The interpreters went on strike Sept. 5 after the court rejected their demands for a graduated pay scale based on seniority, and unilaterally implemented a 4 percent salary raise that the interpreters had previously rejected.
The parties said somewhere between 80 and 90 percent of all certified interpreters are on strike.
Parachini said that the raise was the best deal the court’s budget allowed and laid blame for the strike on the interpreters, saying that other court employees had previously accepted the same raise.
Eric Valdéz, a certified interpreter, disagreed, saying that the state budget allocated $12 million which could be used to fund a graduated pay scale.
The court has remained operational throughout the strike due to its provisional certification of 36 replacement interpreters, Parachini said. “All cases have gone forward that needed to do so,” he told the MetNews.
However, Valdéz, who has 15 years of experience as an interpreter with the court, dismissed this statement as untrue and claimed that the strike had caused massive disruptions to the court. He said the court was repeatedly delaying proceedings, and accused it of continuing some proceedings’ dates to as far off as December.
He also alleged that the court had dismissed criminal cases and released defendants when replacement interpreters were unavailable or could not keep up with proceedings. He said that, while cases involving Spanish-speaking defendants went forward or were continued, cases involving less widely-spoken languages where interpreters could not be located, such as Ethiopian or Russian, were being dismissed.
Parachini admitted that the court had experienced some delays, but emphatically denied this charge. “That is incorrect,” he said. “Not a single case has been dismissed.”
Sandi Gibbons of the Los Angeles County District Attorney’s office told the MetNews that she was not aware of any cases being dismissed or defendants being released as a result of the strike,
Robert E. Kalunian of the Los Angeles County Public Defender’s office also said he was unaware of any dismissals or releases, and that, while the strike had affected operations, it had not crippled the court.
Valdéz also accused the court of systematically violating defendants’ due process rights. He said that he had received reports of judges approving replacement interpreters who had repeatedly failed certification examinations over attorneys’ objections, pressing criminal defendants into service to serve as interpreters for other defendants, and allowing defendants to plead guilty to ‘strike’ offenses when defendants did not understand the ramifications.
He said of the replacement interpreters that, “they may have good intentions, but they are not capable,” and opined that the method used for provisional certification was not legal.
Parachini said that he was unaware of any defendants being required to act as interpreters, and said that the court wanted to know if they had indeed occurred.
When asked about the long-term impact of the strike, Valdéz predicted that the full impact will not be seen for a number of months. He did note, however, that he expects the strike to become the subject of numerous appeals and a large amount of future caselaw.

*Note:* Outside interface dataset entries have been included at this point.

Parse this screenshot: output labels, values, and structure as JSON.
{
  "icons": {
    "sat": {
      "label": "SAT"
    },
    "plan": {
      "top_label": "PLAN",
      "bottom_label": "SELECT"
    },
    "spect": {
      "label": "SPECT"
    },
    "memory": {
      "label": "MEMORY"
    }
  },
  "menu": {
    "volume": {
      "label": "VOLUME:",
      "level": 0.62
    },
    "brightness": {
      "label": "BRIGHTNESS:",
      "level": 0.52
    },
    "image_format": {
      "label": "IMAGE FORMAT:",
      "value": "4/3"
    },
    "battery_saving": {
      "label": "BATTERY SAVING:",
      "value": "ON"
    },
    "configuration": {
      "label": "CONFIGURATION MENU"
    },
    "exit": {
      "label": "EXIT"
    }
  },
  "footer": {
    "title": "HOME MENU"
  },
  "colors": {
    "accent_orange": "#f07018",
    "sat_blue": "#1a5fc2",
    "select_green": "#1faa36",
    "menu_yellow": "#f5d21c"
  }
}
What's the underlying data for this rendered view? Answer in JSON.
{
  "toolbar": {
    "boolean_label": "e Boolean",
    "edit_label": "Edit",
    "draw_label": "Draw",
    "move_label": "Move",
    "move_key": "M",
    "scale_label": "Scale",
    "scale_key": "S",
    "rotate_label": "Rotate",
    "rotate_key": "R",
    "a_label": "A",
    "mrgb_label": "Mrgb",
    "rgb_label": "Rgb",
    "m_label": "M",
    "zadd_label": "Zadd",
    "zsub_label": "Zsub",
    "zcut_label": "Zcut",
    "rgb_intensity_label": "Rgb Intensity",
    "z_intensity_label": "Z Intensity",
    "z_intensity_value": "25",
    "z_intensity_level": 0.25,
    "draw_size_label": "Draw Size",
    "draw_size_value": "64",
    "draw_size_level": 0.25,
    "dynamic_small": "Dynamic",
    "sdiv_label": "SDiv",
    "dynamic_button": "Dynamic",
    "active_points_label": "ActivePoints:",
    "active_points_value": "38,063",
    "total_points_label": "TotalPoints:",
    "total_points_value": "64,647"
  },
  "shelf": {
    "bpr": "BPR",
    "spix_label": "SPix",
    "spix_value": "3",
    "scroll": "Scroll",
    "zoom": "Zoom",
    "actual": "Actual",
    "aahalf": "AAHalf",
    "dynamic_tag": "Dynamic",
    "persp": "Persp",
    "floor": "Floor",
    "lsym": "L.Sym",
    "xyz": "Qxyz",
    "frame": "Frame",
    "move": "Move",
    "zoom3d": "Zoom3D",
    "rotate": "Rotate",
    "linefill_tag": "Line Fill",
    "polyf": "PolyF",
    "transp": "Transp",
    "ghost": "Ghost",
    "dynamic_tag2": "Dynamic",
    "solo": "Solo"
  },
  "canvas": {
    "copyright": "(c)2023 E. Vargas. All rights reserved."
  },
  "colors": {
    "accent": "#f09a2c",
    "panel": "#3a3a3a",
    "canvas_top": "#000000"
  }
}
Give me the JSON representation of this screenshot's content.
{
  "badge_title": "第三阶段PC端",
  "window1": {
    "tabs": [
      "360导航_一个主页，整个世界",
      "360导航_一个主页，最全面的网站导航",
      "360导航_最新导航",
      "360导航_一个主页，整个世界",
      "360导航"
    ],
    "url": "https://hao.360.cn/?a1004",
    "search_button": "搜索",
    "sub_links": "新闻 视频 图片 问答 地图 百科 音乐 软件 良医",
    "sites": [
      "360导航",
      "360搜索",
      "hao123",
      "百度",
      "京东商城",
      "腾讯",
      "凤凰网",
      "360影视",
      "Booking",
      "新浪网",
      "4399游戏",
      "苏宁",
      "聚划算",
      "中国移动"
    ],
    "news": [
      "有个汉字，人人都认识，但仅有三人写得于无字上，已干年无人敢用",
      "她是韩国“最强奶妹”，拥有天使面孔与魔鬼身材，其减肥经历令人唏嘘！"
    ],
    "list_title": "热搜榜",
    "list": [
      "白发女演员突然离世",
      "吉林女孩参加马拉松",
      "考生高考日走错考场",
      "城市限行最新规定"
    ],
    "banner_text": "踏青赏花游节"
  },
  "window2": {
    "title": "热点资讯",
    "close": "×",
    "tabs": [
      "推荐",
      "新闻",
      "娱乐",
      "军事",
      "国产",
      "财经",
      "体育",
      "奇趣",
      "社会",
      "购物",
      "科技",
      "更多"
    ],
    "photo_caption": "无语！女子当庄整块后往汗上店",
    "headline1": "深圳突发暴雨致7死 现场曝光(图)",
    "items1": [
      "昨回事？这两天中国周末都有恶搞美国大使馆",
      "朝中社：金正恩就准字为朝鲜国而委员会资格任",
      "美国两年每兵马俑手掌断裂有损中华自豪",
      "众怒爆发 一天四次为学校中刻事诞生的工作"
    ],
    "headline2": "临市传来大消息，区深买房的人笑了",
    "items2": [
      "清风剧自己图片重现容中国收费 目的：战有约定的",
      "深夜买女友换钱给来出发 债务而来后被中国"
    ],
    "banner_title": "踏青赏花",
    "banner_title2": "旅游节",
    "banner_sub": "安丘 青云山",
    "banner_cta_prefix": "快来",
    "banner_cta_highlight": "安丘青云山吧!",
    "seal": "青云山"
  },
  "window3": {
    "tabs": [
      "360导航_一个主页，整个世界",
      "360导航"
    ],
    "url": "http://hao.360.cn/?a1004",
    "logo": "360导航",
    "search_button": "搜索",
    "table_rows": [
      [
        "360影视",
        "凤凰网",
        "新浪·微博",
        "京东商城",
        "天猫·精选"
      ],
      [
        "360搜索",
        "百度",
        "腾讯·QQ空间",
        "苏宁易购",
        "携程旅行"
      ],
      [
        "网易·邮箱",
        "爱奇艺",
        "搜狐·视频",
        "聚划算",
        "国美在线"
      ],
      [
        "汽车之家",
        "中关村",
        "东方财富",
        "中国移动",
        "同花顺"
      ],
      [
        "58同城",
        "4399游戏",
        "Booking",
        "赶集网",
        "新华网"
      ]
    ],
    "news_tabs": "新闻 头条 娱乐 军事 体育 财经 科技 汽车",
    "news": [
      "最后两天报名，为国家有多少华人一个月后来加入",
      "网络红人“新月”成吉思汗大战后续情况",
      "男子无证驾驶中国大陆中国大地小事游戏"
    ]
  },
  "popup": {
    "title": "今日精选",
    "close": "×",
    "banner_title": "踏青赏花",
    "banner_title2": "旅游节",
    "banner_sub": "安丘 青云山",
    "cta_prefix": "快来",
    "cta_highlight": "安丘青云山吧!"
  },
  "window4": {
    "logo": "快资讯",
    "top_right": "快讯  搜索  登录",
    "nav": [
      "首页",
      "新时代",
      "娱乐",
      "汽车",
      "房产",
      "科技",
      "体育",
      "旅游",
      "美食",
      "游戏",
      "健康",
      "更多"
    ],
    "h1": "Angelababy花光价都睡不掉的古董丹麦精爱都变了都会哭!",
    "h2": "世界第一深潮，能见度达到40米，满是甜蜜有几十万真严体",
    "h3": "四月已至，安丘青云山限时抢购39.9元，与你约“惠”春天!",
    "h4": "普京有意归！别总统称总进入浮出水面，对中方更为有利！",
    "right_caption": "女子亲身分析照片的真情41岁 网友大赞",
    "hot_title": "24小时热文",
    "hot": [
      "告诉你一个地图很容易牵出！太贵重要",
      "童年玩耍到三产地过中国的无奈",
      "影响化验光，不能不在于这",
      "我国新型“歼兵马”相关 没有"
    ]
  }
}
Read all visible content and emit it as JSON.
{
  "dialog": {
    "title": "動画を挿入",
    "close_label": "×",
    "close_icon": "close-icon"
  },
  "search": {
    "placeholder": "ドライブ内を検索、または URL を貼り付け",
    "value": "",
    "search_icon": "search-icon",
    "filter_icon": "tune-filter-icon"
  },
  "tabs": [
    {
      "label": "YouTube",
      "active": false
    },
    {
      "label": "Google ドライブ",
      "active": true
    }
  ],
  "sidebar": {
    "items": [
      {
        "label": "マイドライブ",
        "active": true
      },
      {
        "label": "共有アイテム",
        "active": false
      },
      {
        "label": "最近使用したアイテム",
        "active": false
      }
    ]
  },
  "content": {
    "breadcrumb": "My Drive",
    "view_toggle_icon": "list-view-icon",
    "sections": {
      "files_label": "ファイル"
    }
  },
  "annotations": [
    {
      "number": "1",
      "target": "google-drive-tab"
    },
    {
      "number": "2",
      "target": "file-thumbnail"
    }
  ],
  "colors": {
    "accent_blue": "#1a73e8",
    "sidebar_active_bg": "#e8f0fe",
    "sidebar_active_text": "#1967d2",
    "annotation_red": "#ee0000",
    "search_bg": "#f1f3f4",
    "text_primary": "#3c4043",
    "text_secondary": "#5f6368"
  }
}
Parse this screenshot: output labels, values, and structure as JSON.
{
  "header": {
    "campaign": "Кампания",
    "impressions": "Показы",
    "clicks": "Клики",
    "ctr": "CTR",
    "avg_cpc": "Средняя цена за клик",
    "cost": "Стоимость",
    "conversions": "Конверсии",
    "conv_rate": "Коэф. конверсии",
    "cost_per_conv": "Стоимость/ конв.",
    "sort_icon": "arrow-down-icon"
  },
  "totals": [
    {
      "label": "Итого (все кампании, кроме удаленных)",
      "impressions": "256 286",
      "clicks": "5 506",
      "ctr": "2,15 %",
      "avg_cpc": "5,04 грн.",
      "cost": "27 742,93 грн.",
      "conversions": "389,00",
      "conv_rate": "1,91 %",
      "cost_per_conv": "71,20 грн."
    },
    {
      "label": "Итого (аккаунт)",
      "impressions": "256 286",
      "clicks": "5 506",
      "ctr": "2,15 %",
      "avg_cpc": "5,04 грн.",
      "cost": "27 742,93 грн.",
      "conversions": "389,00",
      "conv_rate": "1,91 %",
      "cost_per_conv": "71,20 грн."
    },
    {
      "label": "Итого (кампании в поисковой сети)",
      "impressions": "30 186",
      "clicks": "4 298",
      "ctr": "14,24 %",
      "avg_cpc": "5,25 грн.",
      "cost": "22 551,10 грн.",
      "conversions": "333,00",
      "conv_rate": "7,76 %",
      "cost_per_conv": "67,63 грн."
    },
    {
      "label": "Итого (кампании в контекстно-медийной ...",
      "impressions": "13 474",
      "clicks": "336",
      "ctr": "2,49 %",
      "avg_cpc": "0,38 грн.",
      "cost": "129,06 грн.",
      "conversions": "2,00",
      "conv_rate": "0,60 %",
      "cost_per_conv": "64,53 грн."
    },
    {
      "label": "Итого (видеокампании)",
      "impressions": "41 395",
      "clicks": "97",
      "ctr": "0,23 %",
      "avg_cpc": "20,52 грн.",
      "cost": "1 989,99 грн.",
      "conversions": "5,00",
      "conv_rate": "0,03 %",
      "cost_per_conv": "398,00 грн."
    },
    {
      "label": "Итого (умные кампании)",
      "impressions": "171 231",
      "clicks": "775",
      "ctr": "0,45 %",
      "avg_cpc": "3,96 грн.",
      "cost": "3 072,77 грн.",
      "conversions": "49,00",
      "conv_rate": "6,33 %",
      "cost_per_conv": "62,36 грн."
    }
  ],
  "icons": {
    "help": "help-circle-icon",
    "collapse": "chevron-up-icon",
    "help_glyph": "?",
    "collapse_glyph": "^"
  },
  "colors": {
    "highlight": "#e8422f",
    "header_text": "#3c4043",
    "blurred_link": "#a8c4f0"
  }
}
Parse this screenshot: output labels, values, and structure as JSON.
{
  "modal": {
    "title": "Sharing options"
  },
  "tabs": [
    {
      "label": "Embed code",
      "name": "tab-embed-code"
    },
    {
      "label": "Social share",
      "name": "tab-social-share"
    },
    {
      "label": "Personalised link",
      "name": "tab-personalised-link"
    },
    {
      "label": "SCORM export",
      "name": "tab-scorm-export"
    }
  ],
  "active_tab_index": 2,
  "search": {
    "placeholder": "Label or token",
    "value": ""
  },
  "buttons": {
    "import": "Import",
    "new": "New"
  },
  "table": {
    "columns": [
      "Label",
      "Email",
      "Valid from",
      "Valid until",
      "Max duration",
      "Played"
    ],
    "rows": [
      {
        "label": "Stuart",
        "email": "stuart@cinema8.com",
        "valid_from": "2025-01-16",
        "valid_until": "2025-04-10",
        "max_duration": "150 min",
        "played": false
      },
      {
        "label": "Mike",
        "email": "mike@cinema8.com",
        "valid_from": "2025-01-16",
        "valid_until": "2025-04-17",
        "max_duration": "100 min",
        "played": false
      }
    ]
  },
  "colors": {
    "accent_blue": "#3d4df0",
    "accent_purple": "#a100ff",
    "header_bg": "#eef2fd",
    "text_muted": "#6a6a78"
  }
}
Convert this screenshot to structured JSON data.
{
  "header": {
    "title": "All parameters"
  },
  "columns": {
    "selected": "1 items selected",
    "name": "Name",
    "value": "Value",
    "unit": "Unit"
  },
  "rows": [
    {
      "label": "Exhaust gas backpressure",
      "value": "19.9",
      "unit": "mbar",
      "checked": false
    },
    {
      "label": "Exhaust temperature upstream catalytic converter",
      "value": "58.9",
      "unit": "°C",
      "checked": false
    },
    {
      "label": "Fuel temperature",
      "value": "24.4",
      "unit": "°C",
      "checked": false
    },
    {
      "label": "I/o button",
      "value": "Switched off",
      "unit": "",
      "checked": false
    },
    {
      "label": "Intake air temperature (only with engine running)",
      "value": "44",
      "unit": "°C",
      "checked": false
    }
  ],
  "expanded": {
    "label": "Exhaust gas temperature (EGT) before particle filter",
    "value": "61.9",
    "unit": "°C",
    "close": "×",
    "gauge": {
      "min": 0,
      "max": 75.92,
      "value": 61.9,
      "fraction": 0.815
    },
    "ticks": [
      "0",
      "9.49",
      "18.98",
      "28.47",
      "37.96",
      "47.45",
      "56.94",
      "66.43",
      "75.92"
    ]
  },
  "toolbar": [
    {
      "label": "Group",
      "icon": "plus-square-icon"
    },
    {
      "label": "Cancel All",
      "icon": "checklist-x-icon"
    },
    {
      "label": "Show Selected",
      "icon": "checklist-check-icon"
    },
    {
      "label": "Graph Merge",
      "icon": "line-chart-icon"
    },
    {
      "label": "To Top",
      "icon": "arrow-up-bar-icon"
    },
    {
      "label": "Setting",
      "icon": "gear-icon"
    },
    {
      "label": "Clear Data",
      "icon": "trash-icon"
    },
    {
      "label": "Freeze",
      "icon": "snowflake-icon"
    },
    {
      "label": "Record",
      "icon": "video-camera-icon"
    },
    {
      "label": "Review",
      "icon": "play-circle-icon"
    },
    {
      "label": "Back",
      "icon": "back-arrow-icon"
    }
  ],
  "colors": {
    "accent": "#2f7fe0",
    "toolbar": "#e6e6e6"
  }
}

Valdéz also pointed out that the strike does not only affect the rights of criminal defendants – it affects the whole community. “The lack of certified interpreters doesn’t just affect defendants,” he said. As long as the strike continues, “victims are not being heard.”
Copyright 2007, Metropolitan News Company